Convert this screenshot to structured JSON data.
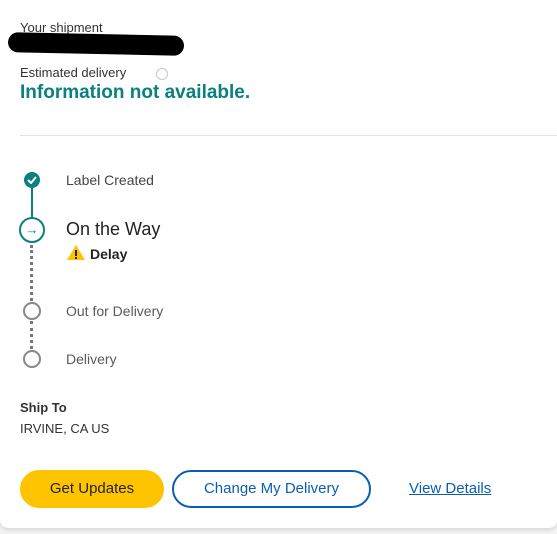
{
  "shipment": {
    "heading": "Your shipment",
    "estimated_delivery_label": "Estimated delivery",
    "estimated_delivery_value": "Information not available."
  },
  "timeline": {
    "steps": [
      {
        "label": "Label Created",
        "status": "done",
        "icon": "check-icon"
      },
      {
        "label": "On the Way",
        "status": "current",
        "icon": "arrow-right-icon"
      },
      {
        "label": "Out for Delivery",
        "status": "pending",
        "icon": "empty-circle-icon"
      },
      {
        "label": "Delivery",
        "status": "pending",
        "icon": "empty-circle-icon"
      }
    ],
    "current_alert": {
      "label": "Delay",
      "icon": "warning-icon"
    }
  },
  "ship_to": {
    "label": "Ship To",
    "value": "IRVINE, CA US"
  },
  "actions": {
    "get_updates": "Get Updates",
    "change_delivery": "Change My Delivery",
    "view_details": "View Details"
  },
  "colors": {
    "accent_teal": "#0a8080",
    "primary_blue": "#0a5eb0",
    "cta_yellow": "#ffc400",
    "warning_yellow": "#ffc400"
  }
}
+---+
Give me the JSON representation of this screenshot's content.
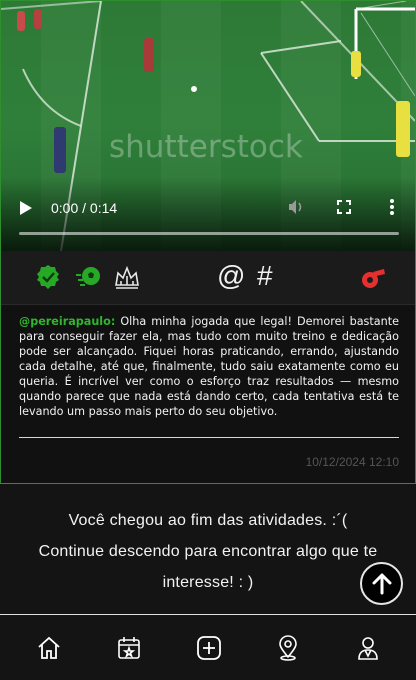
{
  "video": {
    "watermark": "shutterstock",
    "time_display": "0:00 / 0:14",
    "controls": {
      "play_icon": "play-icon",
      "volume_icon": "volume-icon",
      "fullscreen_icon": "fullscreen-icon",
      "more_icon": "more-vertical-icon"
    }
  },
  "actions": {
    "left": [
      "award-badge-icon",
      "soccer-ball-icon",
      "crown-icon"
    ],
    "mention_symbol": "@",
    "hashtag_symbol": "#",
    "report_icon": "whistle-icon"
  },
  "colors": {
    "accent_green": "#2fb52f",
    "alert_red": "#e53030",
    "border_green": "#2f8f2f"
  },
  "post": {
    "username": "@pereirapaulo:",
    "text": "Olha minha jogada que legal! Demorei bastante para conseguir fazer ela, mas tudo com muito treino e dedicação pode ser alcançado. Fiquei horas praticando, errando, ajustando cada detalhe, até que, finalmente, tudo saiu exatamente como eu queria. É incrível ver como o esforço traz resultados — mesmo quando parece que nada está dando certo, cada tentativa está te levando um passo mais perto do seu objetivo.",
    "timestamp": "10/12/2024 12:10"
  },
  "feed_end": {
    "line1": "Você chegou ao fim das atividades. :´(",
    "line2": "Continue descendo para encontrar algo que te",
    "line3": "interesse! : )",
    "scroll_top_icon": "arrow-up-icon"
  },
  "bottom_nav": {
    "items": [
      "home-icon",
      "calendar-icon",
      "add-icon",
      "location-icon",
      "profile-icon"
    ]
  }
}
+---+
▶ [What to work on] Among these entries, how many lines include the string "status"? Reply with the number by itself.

▶ [Final answer] 4